Put simply, the Michaud process calculates the various possible results of a portfolio before choosing the most efficient portfolio. Mr. Michaud also said the main difference between his optimizer and the Fundamental Law is that his optimizer takes in to account estimation error, which is the margin of error between the optimization process and the results of the portfolio.

"Estimation error has been shamefully neglected in this industry for 25 years," said Mr. Michaud in an interview. "The Grinold and Kahn formulas and prescriptions do not take in to account estimation error. When you do, the results are different."

Messages left for Messrs. Grinold and Kahn were not returned.

Some disagreement

Several industry experts disagree with Mr. Michaud.

"I certainly understand (Mr.) Michaud's interest in promoting the business opportunity for his patented resampling methods," said Barton Waring, managing director and chief strategist at BGI. "But there are a number of points that he makes that I think convey a false sense of the theories of Grinold and Kahn … it might be well for him to adapt these techniques to his methods, rather than to make weak criticisms of them."

Mr. Waring added that money managers that do implement the Fundamental Law would only do so if they, in fact, have an extensive array of resources and manpower. "Richard waves this away with the presumption that managers are limited in resources in a way that prevents that.
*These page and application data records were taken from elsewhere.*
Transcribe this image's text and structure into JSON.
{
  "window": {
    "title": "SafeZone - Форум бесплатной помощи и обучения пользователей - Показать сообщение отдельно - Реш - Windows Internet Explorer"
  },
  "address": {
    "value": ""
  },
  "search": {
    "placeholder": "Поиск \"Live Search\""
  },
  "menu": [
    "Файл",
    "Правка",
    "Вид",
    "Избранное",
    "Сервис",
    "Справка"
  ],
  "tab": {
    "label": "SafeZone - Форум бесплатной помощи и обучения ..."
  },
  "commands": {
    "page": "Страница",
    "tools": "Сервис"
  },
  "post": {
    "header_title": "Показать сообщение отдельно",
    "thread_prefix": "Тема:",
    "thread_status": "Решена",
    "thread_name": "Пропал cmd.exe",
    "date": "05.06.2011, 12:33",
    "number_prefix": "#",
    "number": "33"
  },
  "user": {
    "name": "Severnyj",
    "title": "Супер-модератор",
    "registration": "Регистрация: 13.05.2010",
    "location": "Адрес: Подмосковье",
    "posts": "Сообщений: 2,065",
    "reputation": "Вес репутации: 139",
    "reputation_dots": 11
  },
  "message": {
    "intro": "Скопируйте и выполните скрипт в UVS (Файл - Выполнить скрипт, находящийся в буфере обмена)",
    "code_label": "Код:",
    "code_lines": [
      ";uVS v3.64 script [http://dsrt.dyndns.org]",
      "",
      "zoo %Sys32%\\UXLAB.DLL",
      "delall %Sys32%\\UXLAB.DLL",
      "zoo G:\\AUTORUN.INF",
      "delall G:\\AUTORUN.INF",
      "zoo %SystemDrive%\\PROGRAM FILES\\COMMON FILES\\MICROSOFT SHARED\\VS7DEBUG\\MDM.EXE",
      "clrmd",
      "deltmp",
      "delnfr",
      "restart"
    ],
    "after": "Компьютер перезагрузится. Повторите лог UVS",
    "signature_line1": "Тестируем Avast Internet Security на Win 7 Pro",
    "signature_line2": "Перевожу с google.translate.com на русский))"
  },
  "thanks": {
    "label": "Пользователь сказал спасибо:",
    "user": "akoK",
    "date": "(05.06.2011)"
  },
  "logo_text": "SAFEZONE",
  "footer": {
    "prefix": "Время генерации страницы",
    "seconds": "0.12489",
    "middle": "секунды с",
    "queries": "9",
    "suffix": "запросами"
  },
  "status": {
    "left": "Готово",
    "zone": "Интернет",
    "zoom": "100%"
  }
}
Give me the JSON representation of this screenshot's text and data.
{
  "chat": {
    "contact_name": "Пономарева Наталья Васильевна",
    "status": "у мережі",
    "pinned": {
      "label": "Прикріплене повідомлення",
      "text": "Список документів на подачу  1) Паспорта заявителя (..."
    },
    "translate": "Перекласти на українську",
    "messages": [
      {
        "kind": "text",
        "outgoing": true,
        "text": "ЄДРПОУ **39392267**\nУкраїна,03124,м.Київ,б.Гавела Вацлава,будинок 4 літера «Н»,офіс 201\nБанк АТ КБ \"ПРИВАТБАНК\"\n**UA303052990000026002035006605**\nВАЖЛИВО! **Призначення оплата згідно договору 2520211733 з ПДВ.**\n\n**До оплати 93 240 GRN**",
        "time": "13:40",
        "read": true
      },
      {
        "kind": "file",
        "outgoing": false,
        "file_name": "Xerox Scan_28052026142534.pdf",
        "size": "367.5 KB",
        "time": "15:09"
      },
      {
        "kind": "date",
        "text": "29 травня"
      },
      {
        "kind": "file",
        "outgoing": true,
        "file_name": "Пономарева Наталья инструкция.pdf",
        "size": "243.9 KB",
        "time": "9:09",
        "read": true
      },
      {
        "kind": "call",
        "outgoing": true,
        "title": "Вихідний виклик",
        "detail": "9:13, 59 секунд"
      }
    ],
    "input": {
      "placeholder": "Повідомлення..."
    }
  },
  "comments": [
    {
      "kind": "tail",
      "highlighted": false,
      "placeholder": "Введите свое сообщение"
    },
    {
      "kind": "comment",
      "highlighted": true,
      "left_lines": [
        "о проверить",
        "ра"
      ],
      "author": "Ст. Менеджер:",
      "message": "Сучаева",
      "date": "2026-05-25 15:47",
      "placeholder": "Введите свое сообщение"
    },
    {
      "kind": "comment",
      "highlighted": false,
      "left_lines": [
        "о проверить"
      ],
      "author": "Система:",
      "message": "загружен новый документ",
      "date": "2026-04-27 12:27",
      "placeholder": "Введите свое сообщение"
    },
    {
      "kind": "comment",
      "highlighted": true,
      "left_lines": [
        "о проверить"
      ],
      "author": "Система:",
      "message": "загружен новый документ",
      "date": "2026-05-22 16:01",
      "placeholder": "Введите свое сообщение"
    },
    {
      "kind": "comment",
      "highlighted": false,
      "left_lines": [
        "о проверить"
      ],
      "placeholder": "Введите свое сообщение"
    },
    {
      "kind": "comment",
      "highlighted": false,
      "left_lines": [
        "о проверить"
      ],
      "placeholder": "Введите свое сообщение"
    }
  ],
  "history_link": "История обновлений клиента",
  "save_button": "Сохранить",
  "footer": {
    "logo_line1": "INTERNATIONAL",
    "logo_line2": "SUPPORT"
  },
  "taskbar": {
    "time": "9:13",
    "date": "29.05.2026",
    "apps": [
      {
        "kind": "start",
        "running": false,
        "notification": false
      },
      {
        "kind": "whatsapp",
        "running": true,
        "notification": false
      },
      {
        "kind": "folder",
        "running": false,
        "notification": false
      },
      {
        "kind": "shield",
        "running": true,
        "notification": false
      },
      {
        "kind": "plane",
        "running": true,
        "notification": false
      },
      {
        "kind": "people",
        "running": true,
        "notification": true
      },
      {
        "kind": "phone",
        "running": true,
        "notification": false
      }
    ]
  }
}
But while many traditional portfolio managers are often limited, managers such as BGI, who use the Grinold and Kahn methods very heavily, continue to add massive resources in their research areas, and continue to enjoy massive gains in their alphas from this effort."

Joanne Hill, managing director of equity product strategies at Goldman Sachs & Co., New York, agreed with Mr. Waring. "In general I think, thanks to Grinold and Kahn, we have come a long way in both identifying the benefits of broadening the choice set of investments, diversifying across investment styles (alpha sources) and varying the time horizon of our strategies. The work of Grinold and Kahn has helped BGI and before that BARRA Inc. (now MSCI BARRA), improve the process of developing quantitative investment products."

‘Don't point fingers'

Ms. Hill added that while the art of quantitative money management still can be improved, "we should focus on advancing the state of the art, rather than pointing fingers and saying money is mismanaged. I certainly won't cast the first stone there."

Ernie Ankrim, chief strategist at Russell Investment Group, Tacoma, Wash., agreed with Mr. Michaud that increasing the opportunity set for fundamental money managers could be a problem. "This is where (Mr.) Michaud starts to get it right," said Mr. Ankrim. "For managers whose security selection is based on in-depth analysis of the prospective firms' financial conditions or product prospects, adding additional securities to consider may not come cheaply, or at the same rate of success."

Mr. Ankrim, however, disagreed with Mr. Michaud in regards to quantitative money managers, saying that, for a quantitative manager, "adding new candidates, and the evaluation of same, does not require a substantial increase in insight or resources. In this case, the firms benefit from a law of large numbers where their added value is not diminished, but the volatility of their success is, as their menu of alternatives increases."

To read the full Michaud paper, click here.